PROBLEM TO WORK ON
Each entry that follows must be output without any deviation.

EXTRACTED MATERIAL
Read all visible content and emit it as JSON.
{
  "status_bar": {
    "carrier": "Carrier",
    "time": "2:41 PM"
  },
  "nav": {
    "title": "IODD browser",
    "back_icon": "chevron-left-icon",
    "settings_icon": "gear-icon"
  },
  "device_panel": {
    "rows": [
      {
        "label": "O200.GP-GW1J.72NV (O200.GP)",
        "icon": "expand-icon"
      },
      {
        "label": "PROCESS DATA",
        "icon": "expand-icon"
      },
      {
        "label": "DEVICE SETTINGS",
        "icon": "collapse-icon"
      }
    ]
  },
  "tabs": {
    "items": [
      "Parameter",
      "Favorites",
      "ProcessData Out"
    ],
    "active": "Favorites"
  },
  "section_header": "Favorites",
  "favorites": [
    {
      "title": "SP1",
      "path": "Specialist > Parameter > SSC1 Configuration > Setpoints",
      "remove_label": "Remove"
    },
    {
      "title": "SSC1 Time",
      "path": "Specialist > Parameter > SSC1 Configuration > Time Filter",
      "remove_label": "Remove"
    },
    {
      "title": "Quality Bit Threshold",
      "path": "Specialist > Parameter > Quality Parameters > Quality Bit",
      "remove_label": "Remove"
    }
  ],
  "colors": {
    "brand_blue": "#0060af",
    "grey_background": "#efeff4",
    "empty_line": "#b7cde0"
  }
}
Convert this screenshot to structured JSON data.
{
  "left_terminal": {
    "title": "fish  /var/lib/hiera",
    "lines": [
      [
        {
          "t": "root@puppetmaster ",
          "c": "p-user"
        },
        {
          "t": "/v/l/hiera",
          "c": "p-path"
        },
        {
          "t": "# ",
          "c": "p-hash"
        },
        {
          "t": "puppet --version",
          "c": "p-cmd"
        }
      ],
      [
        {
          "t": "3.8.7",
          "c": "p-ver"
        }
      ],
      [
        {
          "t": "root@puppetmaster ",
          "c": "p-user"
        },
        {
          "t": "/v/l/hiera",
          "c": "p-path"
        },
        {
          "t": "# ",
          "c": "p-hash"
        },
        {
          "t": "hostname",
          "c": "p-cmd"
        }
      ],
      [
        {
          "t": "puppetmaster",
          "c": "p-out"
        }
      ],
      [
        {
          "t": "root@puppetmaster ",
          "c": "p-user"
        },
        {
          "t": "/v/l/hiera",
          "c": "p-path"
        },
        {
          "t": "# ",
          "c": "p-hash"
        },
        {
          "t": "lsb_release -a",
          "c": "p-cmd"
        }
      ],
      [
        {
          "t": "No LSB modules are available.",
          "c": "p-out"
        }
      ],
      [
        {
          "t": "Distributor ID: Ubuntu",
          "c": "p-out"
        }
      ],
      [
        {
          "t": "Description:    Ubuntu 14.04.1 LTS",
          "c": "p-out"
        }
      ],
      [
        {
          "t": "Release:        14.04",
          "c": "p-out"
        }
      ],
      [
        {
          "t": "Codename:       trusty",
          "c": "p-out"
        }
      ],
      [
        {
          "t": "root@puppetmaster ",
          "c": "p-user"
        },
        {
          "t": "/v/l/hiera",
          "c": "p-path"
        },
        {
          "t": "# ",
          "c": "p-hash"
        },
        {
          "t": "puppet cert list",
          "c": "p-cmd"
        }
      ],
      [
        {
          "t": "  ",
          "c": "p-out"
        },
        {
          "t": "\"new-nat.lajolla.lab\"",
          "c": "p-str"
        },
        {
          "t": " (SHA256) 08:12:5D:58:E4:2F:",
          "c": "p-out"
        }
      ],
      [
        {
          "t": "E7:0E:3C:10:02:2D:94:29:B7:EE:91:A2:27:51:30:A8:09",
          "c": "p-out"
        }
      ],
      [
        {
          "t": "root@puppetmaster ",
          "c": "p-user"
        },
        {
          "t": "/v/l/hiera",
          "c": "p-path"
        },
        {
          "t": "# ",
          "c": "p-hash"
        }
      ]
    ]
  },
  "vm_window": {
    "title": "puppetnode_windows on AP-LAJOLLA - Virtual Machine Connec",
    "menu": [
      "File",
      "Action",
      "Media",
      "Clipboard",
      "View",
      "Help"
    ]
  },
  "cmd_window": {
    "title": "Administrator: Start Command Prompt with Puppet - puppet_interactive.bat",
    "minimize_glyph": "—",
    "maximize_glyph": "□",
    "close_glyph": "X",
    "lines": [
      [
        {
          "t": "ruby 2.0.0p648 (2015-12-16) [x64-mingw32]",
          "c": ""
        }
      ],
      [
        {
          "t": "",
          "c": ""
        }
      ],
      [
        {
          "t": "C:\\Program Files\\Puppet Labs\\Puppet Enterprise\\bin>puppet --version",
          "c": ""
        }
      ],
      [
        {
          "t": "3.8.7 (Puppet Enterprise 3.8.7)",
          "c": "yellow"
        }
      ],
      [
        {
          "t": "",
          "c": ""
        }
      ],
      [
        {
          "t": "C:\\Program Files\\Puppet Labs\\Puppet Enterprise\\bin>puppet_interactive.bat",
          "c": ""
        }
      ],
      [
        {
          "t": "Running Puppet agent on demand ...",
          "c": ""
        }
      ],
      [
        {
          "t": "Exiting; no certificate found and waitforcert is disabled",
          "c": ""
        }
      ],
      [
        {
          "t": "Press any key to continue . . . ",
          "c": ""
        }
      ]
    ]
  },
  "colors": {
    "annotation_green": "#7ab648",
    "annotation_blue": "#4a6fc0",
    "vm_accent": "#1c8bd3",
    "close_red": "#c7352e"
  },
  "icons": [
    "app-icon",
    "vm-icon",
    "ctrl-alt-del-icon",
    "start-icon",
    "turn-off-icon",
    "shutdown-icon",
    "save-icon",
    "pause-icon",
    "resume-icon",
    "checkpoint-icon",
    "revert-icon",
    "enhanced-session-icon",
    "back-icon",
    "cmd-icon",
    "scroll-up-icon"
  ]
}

EXERCISE RESPONSE
Read all visible content and emit it as JSON.
{
  "status_bar": {
    "carrier": "Carrier",
    "time": "2:41 PM"
  },
  "nav": {
    "title": "IODD browser",
    "back_icon": "chevron-left-icon",
    "settings_icon": "gear-icon"
  },
  "device_panel": {
    "rows": [
      {
        "label": "O200.GP-GW1J.72NV (O200.GP)",
        "icon": "expand-icon"
      },
      {
        "label": "PROCESS DATA",
        "icon": "expand-icon"
      },
      {
        "label": "DEVICE SETTINGS",
        "icon": "collapse-icon"
      }
    ]
  },
  "tabs": {
    "items": [
      "Parameter",
      "Favorites",
      "ProcessData Out"
    ],
    "active": "Favorites"
  },
  "section_header": "Favorites",
  "favorites": [
    {
      "title": "SP1",
      "path": "Specialist > Parameter > SSC1 Configuration > Setpoints",
      "remove_label": "Remove"
    },
    {
      "title": "SSC1 Time",
      "path": "Specialist > Parameter > SSC1 Configuration > Time Filter",
      "remove_label": "Remove"
    },
    {
      "title": "Quality Bit Threshold",
      "path": "Specialist > Parameter > Quality Parameters > Quality Bit",
      "remove_label": "Remove"
    }
  ],
  "colors": {
    "brand_blue": "#0060af",
    "grey_background": "#efeff4",
    "empty_line": "#b7cde0"
  }
}
Convert this screenshot to structured JSON data.
{
  "left_terminal": {
    "title": "fish  /var/lib/hiera",
    "lines": [
      [
        {
          "t": "root@puppetmaster ",
          "c": "p-user"
        },
        {
          "t": "/v/l/hiera",
          "c": "p-path"
        },
        {
          "t": "# ",
          "c": "p-hash"
        },
        {
          "t": "puppet --version",
          "c": "p-cmd"
        }
      ],
      [
        {
          "t": "3.8.7",
          "c": "p-ver"
        }
      ],
      [
        {
          "t": "root@puppetmaster ",
          "c": "p-user"
        },
        {
          "t": "/v/l/hiera",
          "c": "p-path"
        },
        {
          "t": "# ",
          "c": "p-hash"
        },
        {
          "t": "hostname",
          "c": "p-cmd"
        }
      ],
      [
        {
          "t": "puppetmaster",
          "c": "p-out"
        }
      ],
      [
        {
          "t": "root@puppetmaster ",
          "c": "p-user"
        },
        {
          "t": "/v/l/hiera",
          "c": "p-path"
        },
        {
          "t": "# ",
          "c": "p-hash"
        },
        {
          "t": "lsb_release -a",
          "c": "p-cmd"
        }
      ],
      [
        {
          "t": "No LSB modules are available.",
          "c": "p-out"
        }
      ],
      [
        {
          "t": "Distributor ID: Ubuntu",
          "c": "p-out"
        }
      ],
      [
        {
          "t": "Description:    Ubuntu 14.04.1 LTS",
          "c": "p-out"
        }
      ],
      [
        {
          "t": "Release:        14.04",
          "c": "p-out"
        }
      ],
      [
        {
          "t": "Codename:       trusty",
          "c": "p-out"
        }
      ],
      [
        {
          "t": "root@puppetmaster ",
          "c": "p-user"
        },
        {
          "t": "/v/l/hiera",
          "c": "p-path"
        },
        {
          "t": "# ",
          "c": "p-hash"
        },
        {
          "t": "puppet cert list",
          "c": "p-cmd"
        }
      ],
      [
        {
          "t": "  ",
          "c": "p-out"
        },
        {
          "t": "\"new-nat.lajolla.lab\"",
          "c": "p-str"
        },
        {
          "t": " (SHA256) 08:12:5D:58:E4:2F:",
          "c": "p-out"
        }
      ],
      [
        {
          "t": "E7:0E:3C:10:02:2D:94:29:B7:EE:91:A2:27:51:30:A8:09",
          "c": "p-out"
        }
      ],
      [
        {
          "t": "root@puppetmaster ",
          "c": "p-user"
        },
        {
          "t": "/v/l/hiera",
          "c": "p-path"
        },
        {
          "t": "# ",
          "c": "p-hash"
        }
      ]
    ]
  },
  "vm_window": {
    "title": "puppetnode_windows on AP-LAJOLLA - Virtual Machine Connec",
    "menu": [
      "File",
      "Action",
      "Media",
      "Clipboard",
      "View",
      "Help"
    ]
  },
  "cmd_window": {
    "title": "Administrator: Start Command Prompt with Puppet - puppet_interactive.bat",
    "minimize_glyph": "—",
    "maximize_glyph": "□",
    "close_glyph": "X",
    "lines": [
      [
        {
          "t": "ruby 2.0.0p648 (2015-12-16) [x64-mingw32]",
          "c": ""
        }
      ],
      [
        {
          "t": "",
          "c": ""
        }
      ],
      [
        {
          "t": "C:\\Program Files\\Puppet Labs\\Puppet Enterprise\\bin>puppet --version",
          "c": ""
        }
      ],
      [
        {
          "t": "3.8.7 (Puppet Enterprise 3.8.7)",
          "c": "yellow"
        }
      ],
      [
        {
          "t": "",
          "c": ""
        }
      ],
      [
        {
          "t": "C:\\Program Files\\Puppet Labs\\Puppet Enterprise\\bin>puppet_interactive.bat",
          "c": ""
        }
      ],
      [
        {
          "t": "Running Puppet agent on demand ...",
          "c": ""
        }
      ],
      [
        {
          "t": "Exiting; no certificate found and waitforcert is disabled",
          "c": ""
        }
      ],
      [
        {
          "t": "Press any key to continue . . . ",
          "c": ""
        }
      ]
    ]
  },
  "colors": {
    "annotation_green": "#7ab648",
    "annotation_blue": "#4a6fc0",
    "vm_accent": "#1c8bd3",
    "close_red": "#c7352e"
  },
  "icons": [
    "app-icon",
    "vm-icon",
    "ctrl-alt-del-icon",
    "start-icon",
    "turn-off-icon",
    "shutdown-icon",
    "save-icon",
    "pause-icon",
    "resume-icon",
    "checkpoint-icon",
    "revert-icon",
    "enhanced-session-icon",
    "back-icon",
    "cmd-icon",
    "scroll-up-icon"
  ]
}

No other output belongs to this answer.